▸ **TASK**:
Only the lines that hold "example" should be in the answer, each copied from the data below.

(App and web page records)
※
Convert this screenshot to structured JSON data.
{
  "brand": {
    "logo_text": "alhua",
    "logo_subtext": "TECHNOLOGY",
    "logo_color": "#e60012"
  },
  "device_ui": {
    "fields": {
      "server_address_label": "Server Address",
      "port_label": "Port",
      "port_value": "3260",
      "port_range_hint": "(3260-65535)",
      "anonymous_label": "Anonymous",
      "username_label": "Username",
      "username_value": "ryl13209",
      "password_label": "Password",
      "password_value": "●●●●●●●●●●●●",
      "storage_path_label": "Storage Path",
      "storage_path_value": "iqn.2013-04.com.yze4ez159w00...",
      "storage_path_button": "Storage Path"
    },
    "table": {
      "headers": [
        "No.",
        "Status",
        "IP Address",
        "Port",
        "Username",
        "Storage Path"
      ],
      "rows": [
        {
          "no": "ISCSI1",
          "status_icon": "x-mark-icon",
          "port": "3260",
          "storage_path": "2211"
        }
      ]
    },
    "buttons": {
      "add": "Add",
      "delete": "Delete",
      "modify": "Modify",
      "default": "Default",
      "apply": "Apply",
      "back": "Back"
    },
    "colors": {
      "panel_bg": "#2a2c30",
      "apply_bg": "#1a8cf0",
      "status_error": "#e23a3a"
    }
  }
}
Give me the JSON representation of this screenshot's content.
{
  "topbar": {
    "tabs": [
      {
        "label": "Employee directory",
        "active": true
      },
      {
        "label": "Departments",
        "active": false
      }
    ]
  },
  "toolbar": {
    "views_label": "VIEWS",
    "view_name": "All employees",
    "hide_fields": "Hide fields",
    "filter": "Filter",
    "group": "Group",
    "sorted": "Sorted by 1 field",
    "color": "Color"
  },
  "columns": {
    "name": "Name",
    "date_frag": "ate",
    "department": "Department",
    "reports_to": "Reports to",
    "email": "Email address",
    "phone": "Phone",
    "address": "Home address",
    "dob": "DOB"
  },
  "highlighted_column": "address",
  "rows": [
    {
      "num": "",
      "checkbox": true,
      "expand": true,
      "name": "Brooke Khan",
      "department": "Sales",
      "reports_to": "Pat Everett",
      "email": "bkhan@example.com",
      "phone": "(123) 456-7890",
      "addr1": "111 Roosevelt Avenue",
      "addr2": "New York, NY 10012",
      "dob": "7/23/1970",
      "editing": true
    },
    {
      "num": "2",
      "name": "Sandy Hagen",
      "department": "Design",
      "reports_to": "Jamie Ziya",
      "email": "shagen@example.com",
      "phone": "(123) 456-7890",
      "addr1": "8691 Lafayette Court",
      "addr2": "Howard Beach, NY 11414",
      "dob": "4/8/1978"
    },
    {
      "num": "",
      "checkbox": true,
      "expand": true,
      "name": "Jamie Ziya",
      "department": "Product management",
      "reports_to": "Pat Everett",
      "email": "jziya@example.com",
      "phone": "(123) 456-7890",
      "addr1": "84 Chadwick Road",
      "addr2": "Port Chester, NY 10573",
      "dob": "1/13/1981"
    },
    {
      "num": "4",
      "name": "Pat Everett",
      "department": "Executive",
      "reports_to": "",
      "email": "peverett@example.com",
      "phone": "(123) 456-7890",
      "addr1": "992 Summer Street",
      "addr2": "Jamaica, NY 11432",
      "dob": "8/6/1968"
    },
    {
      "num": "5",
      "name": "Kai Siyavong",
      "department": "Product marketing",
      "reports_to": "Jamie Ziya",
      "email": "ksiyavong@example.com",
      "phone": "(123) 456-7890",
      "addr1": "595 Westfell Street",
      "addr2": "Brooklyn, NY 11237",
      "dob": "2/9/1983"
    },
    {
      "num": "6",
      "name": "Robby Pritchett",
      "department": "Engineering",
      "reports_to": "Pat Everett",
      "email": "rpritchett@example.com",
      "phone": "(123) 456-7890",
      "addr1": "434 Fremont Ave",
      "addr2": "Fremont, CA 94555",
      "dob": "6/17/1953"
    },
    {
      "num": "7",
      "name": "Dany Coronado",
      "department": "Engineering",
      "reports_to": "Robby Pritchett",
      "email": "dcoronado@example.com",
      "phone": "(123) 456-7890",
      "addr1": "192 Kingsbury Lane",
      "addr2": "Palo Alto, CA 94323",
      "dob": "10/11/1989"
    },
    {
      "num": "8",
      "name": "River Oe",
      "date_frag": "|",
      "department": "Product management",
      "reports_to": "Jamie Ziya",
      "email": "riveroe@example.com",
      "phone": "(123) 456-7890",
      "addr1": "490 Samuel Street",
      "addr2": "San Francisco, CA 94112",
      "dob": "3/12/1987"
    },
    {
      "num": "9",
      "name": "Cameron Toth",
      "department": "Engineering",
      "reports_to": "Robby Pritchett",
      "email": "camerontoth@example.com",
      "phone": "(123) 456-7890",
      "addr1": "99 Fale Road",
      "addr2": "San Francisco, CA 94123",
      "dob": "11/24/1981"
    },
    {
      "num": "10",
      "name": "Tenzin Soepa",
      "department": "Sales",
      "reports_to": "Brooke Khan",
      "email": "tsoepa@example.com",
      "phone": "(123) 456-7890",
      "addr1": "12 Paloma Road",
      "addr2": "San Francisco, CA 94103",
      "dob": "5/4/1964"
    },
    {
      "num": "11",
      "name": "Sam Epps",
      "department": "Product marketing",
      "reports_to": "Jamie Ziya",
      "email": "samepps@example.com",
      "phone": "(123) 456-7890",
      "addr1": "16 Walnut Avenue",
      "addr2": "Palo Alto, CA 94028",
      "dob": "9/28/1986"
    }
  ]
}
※
▸ **RESPONSE AREA**:
      "email": "bkhan@example.com",
      "email": "shagen@example.com",
      "email": "jziya@example.com",
      "email": "peverett@example.com",
      "email": "ksiyavong@example.com",
      "email": "rpritchett@example.com",
      "email": "dcoronado@example.com",
      "email": "riveroe@example.com",
      "email": "camerontoth@example.com",
      "email": "tsoepa@example.com",
      "email": "samepps@example.com",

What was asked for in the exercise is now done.